Forget that cryptic Tweet to the Globe. David Ortiz isn't walking through that door, fans. At least not as a player.

"My playing time has already expired," Ortiz told ESPN Deportes. "Baseball is not something that you wake up today and you say, 'I'll play tomorrow.' Baseball is something that carries a lot of sacrifice, a lot of preparation, and there is a reason why we train the entire year to play it, practice every day, especially during the season, because it is a sport of consistency."

No one really thought he was contemplating a comeback, but last week he Tweeted this . . .

. . . and that raised hopes that he'd changed his mind.

Not so.

 

Red Sox avoid arbitration with Bogaerts, Holt with 1-year deals

Red Sox avoid arbitration with Bogaerts, Holt with 1-year deals

Facing a 1 p.m. Friday deadline to avoid arbitration, the Red Sox reportedly agreed to a one-year, $3.6 million deal with center field Jackie Bradley Jr., and also avoided hearings with six other players.

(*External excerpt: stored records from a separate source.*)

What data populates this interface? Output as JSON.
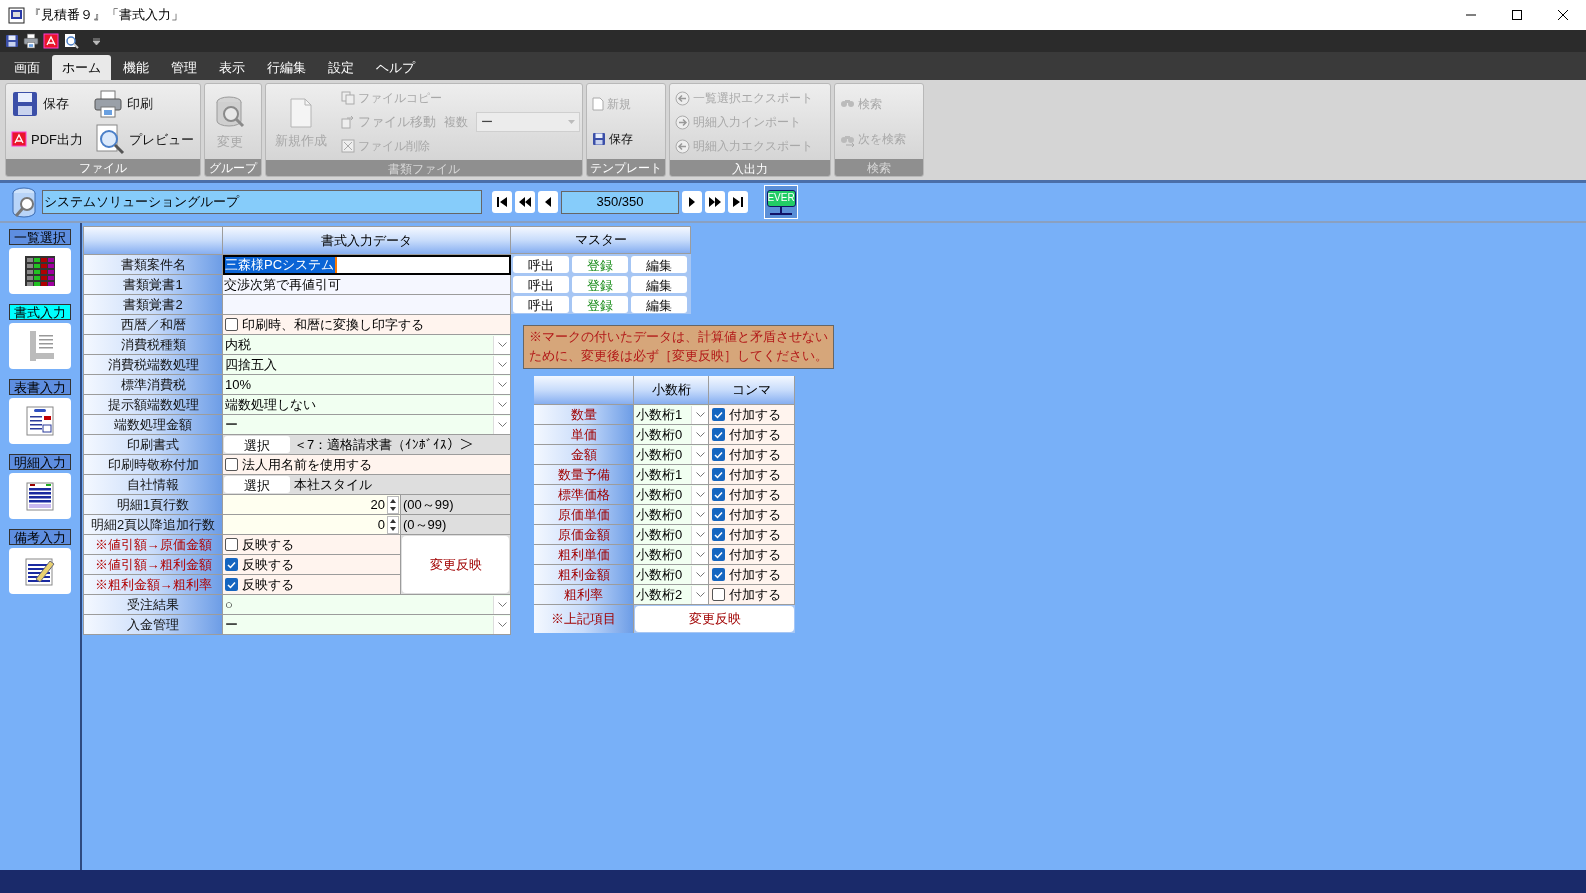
{
  "window": {
    "title": "『見積番９』「書式入力」"
  },
  "menu_tabs": [
    {
      "label": "画面",
      "selected": false
    },
    {
      "label": "ホーム",
      "selected": true
    },
    {
      "label": "機能",
      "selected": false
    },
    {
      "label": "管理",
      "selected": false
    },
    {
      "label": "表示",
      "selected": false
    },
    {
      "label": "行編集",
      "selected": false
    },
    {
      "label": "設定",
      "selected": false
    },
    {
      "label": "ヘルプ",
      "selected": false
    }
  ],
  "ribbon": [
    {
      "label": "ファイル",
      "disabled": false,
      "columns": [
        [
          {
            "kind": "medium",
            "label": "保存",
            "disabled": false
          },
          {
            "kind": "medium",
            "label": "PDF出力",
            "disabled": false
          }
        ],
        [
          {
            "kind": "medium",
            "label": "印刷",
            "disabled": false
          },
          {
            "kind": "medium",
            "label": "プレビュー",
            "disabled": false
          }
        ]
      ]
    },
    {
      "label": "グループ",
      "disabled": false,
      "columns": [
        [
          {
            "kind": "large",
            "label": "変更",
            "disabled": true
          }
        ]
      ]
    },
    {
      "label": "書類ファイル",
      "disabled": true,
      "columns": [
        [
          {
            "kind": "large",
            "label": "新規作成",
            "disabled": true
          }
        ],
        [
          {
            "kind": "small",
            "label": "ファイルコピー",
            "disabled": true
          },
          {
            "kind": "combo",
            "label": "ファイル移動",
            "field_label": "複数",
            "value": "ー",
            "disabled": true
          },
          {
            "kind": "small",
            "label": "ファイル削除",
            "disabled": true
          }
        ]
      ]
    },
    {
      "label": "テンプレート",
      "disabled": false,
      "columns": [
        [
          {
            "kind": "small",
            "label": "新規",
            "disabled": true
          },
          {
            "kind": "small",
            "label": "保存",
            "disabled": false
          }
        ]
      ]
    },
    {
      "label": "入出力",
      "disabled": false,
      "columns": [
        [
          {
            "kind": "small",
            "label": "一覧選択エクスポート",
            "disabled": true
          },
          {
            "kind": "small",
            "label": "明細入力インポート",
            "disabled": true
          },
          {
            "kind": "small",
            "label": "明細入力エクスポート",
            "disabled": true
          }
        ]
      ]
    },
    {
      "label": "検索",
      "disabled": true,
      "columns": [
        [
          {
            "kind": "small",
            "label": "検索",
            "disabled": true
          },
          {
            "kind": "small",
            "label": "次を検索",
            "disabled": true
          }
        ]
      ]
    }
  ],
  "nav": {
    "group_field": "システムソリューショングループ",
    "record": "350/350",
    "badge": "EVER"
  },
  "sidebar": [
    {
      "label": "一覧選択",
      "selected": false
    },
    {
      "label": "書式入力",
      "selected": true
    },
    {
      "label": "表書入力",
      "selected": false
    },
    {
      "label": "明細入力",
      "selected": false
    },
    {
      "label": "備考入力",
      "selected": false
    }
  ],
  "form": {
    "header": "書式入力データ",
    "reflect_button": "変更反映",
    "rows": [
      {
        "label": "書類案件名",
        "alert": false,
        "kind": "text",
        "value": "三森様PCシステム",
        "focused": true
      },
      {
        "label": "書類覚書1",
        "alert": false,
        "kind": "text",
        "value": "交渉次第で再値引可",
        "focused": false
      },
      {
        "label": "書類覚書2",
        "alert": false,
        "kind": "text",
        "focused": false
      },
      {
        "label": "西暦／和暦",
        "alert": false,
        "kind": "check",
        "text": "印刷時、和暦に変換し印字する",
        "checked": false
      },
      {
        "label": "消費税種類",
        "alert": false,
        "kind": "select",
        "value": "内税"
      },
      {
        "label": "消費税端数処理",
        "alert": false,
        "kind": "select",
        "value": "四捨五入"
      },
      {
        "label": "標準消費税",
        "alert": false,
        "kind": "select",
        "value": "10%"
      },
      {
        "label": "提示額端数処理",
        "alert": false,
        "kind": "select",
        "value": "端数処理しない"
      },
      {
        "label": "端数処理金額",
        "alert": false,
        "kind": "select",
        "value": "ー"
      },
      {
        "label": "印刷書式",
        "alert": false,
        "kind": "pick",
        "button": "選択",
        "value": "＜7：適格請求書（ｲﾝﾎﾞｲｽ）＞"
      },
      {
        "label": "印刷時敬称付加",
        "alert": false,
        "kind": "check",
        "text": "法人用名前を使用する",
        "checked": false
      },
      {
        "label": "自社情報",
        "alert": false,
        "kind": "pick",
        "button": "選択",
        "value": "本社スタイル"
      },
      {
        "label": "明細1頁行数",
        "alert": false,
        "kind": "spin",
        "value": "20",
        "range": "(00～99)"
      },
      {
        "label": "明細2頁以降追加行数",
        "alert": false,
        "kind": "spin",
        "value": "0",
        "range": "(0～99)"
      },
      {
        "label": "※値引額→原価金額",
        "alert": true,
        "kind": "reflect",
        "text": "反映する",
        "checked": false
      },
      {
        "label": "※値引額→粗利金額",
        "alert": true,
        "kind": "reflect",
        "text": "反映する",
        "checked": true
      },
      {
        "label": "※粗利金額→粗利率",
        "alert": true,
        "kind": "reflect",
        "text": "反映する",
        "checked": true
      },
      {
        "label": "受注結果",
        "alert": false,
        "kind": "select",
        "value": "○"
      },
      {
        "label": "入金管理",
        "alert": false,
        "kind": "select",
        "value": "ー"
      }
    ]
  },
  "master": {
    "header": "マスター",
    "rows": [
      [
        {
          "label": "呼出",
          "kind": "call"
        },
        {
          "label": "登録",
          "kind": "register"
        },
        {
          "label": "編集",
          "kind": "edit"
        }
      ],
      [
        {
          "label": "呼出",
          "kind": "call"
        },
        {
          "label": "登録",
          "kind": "register"
        },
        {
          "label": "編集",
          "kind": "edit"
        }
      ],
      [
        {
          "label": "呼出",
          "kind": "call"
        },
        {
          "label": "登録",
          "kind": "register"
        },
        {
          "label": "編集",
          "kind": "edit"
        }
      ]
    ]
  },
  "note": {
    "lines": [
      "※マークの付いたデータは、計算値と矛盾させない",
      "ために、変更後は必ず［変更反映］してください。"
    ]
  },
  "digits": {
    "columns": [
      "小数桁",
      "コンマ"
    ],
    "footer_label": "※上記項目",
    "footer_button": "変更反映",
    "rows": [
      {
        "label": "数量",
        "digits": "小数桁1",
        "check_text": "付加する",
        "checked": true
      },
      {
        "label": "単価",
        "digits": "小数桁0",
        "check_text": "付加する",
        "checked": true
      },
      {
        "label": "金額",
        "digits": "小数桁0",
        "check_text": "付加する",
        "checked": true
      },
      {
        "label": "数量予備",
        "digits": "小数桁1",
        "check_text": "付加する",
        "checked": true
      },
      {
        "label": "標準価格",
        "digits": "小数桁0",
        "check_text": "付加する",
        "checked": true
      },
      {
        "label": "原価単価",
        "digits": "小数桁0",
        "check_text": "付加する",
        "checked": true
      },
      {
        "label": "原価金額",
        "digits": "小数桁0",
        "check_text": "付加する",
        "checked": true
      },
      {
        "label": "粗利単価",
        "digits": "小数桁0",
        "check_text": "付加する",
        "checked": true
      },
      {
        "label": "粗利金額",
        "digits": "小数桁0",
        "check_text": "付加する",
        "checked": true
      },
      {
        "label": "粗利率",
        "digits": "小数桁2",
        "check_text": "付加する",
        "checked": false
      }
    ]
  }
}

Shortstop Xander Bogaerts, utilityman Brock Holt, pitchers Joe Kelly, Robbie Ross Jr., Tyler Thornburgh and catcher Sandy Leon also agreed to one-year deals.

Terms of the deals were not announced.

It leaves left-handers Fernando Abad and Drew Pomeranz as the only arbitration-eligible Red Sox without a deal.